Conventional economics supposes that agents value the present vs. the future using an exponential discounting function. In contrast, experiments with animals and humans suggest that agents are better described as hyperbolic discounters, whose discount function decays much more slowly at large times, as a power law. This is generally regarded as being time inconsistent or irrational. We show that when agents cannot be sure of their own future one-period discount rates, then hyperbolic discounting can become rational and exponential discounting irrational. This has important implications for environmental economics, as it implies a much larger weight for the far future.
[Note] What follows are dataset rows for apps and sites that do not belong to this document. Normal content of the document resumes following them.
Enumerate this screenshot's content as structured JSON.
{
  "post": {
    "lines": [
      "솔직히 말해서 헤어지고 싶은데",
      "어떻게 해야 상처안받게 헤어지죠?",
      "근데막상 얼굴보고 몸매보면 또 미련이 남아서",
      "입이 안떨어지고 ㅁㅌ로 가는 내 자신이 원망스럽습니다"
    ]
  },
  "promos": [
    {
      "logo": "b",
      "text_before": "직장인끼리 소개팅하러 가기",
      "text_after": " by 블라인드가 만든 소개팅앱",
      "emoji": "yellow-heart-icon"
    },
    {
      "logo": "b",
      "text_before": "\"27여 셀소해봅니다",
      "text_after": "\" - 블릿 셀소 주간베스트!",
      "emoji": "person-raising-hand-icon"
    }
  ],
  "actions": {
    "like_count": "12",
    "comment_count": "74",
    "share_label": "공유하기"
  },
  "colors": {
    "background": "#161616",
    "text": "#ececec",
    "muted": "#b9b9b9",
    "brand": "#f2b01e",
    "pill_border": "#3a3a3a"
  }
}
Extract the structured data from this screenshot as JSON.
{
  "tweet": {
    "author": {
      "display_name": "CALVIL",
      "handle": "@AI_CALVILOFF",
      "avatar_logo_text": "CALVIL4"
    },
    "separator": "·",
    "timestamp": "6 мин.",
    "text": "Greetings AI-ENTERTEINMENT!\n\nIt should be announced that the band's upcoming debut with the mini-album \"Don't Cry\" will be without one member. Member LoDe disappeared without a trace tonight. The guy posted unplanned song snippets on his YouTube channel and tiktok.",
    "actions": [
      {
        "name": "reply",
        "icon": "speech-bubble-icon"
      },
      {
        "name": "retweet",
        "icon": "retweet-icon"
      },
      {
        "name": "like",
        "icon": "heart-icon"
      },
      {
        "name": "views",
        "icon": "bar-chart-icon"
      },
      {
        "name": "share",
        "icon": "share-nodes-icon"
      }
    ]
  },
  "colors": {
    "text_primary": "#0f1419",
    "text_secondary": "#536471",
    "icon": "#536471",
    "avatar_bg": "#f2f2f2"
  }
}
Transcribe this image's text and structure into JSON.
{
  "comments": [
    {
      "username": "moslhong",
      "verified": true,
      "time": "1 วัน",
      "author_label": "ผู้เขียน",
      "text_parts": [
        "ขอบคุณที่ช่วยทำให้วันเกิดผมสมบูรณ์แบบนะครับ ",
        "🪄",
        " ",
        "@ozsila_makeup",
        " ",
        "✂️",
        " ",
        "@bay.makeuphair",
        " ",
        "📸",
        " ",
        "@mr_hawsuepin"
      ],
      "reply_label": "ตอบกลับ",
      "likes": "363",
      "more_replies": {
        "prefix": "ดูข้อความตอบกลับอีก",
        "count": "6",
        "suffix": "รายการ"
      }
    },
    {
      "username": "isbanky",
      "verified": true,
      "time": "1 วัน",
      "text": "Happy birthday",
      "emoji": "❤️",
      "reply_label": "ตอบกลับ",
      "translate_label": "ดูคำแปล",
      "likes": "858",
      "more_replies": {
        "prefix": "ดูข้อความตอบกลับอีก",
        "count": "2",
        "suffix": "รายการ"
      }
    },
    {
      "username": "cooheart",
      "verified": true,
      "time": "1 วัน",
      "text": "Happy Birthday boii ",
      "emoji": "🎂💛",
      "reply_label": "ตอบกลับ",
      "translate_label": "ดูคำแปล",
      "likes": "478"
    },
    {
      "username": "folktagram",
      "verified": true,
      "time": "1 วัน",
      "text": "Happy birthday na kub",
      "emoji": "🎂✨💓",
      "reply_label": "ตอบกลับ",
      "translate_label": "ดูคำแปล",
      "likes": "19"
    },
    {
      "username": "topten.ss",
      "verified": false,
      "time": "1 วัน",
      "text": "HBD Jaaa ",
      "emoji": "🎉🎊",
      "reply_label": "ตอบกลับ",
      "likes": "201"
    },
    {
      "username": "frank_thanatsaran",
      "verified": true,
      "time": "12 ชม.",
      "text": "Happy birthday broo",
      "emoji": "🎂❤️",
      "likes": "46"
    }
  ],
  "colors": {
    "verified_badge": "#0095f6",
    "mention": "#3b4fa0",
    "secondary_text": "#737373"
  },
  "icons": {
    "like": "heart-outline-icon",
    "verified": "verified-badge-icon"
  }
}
Farmer, J. Doyne and Geanakoplos, John, "Hyperbolic Discounting Is Rational: Valuing the Far Future with Uncertain Discount Rates" (2009). Cowles Foundation Discussion Papers. 2038.